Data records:
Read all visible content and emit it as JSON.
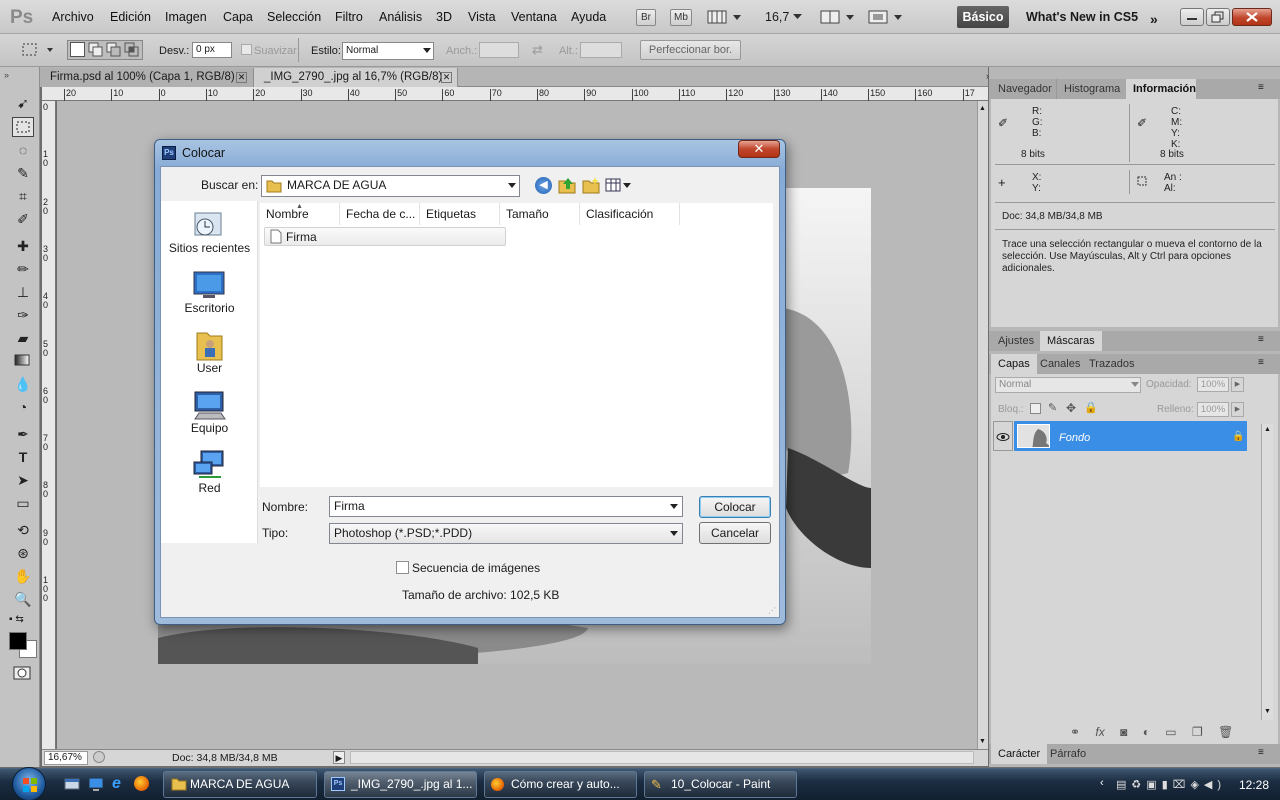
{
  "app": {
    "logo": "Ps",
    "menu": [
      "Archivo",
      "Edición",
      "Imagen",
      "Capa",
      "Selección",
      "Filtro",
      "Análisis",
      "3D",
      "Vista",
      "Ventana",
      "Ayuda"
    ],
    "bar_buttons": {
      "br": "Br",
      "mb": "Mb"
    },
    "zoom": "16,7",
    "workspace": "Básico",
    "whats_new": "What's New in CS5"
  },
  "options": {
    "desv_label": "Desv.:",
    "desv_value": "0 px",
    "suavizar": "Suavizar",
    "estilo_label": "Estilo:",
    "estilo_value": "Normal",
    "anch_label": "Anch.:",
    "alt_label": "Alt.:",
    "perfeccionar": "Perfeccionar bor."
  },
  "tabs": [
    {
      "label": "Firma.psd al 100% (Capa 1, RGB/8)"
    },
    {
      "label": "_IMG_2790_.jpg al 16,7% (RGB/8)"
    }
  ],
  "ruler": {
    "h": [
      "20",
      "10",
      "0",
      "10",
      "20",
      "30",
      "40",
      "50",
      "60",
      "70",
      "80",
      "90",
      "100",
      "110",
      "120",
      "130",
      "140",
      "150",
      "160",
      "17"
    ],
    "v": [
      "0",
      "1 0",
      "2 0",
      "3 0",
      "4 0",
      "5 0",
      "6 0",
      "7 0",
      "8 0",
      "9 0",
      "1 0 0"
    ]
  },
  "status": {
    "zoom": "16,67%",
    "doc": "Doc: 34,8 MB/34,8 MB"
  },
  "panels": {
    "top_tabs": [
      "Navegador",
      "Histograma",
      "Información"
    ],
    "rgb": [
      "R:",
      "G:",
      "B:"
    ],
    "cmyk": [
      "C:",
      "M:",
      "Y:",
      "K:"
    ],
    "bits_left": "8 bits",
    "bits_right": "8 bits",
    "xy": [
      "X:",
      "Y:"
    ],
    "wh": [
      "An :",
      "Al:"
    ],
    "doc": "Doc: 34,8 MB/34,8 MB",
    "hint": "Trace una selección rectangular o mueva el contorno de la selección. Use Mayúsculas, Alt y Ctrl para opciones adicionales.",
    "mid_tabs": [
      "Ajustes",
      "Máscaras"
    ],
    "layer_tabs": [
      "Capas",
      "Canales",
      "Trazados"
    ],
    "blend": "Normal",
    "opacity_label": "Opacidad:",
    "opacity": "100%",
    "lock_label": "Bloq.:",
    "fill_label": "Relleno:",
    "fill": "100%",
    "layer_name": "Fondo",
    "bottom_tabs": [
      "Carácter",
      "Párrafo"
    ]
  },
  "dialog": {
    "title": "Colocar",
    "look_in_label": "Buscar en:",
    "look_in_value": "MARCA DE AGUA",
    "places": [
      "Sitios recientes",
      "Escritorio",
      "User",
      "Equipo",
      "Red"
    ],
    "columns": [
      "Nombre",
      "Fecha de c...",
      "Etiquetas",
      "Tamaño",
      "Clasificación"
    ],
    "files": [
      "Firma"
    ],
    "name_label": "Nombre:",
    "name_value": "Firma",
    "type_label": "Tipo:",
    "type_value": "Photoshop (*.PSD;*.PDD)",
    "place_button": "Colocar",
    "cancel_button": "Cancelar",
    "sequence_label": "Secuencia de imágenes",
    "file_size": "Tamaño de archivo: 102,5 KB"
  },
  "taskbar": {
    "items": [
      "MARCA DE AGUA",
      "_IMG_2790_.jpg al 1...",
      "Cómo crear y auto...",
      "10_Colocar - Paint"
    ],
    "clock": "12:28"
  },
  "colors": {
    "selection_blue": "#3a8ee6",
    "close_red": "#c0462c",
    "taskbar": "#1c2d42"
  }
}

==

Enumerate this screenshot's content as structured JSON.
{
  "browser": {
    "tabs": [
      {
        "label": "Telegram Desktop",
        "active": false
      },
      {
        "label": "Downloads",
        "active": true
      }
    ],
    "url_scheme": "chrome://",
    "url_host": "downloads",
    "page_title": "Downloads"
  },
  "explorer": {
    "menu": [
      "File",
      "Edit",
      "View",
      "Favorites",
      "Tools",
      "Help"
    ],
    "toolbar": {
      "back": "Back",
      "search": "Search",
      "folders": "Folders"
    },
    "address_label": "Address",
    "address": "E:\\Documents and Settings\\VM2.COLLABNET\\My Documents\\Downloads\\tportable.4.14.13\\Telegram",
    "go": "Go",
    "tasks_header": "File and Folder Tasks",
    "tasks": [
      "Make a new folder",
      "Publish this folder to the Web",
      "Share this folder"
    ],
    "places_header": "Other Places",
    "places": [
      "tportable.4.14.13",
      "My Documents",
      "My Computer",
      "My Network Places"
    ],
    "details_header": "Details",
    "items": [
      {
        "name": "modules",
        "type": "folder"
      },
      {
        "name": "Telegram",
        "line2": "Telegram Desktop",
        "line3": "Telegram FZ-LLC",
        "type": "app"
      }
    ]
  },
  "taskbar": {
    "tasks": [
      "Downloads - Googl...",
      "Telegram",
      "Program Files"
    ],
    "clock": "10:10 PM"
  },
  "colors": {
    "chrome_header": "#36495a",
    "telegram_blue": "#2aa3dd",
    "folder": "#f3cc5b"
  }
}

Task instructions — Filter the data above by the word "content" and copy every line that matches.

Your solution —
Read all visible content and emit it as JSON.
Enumerate this screenshot's content as structured JSON.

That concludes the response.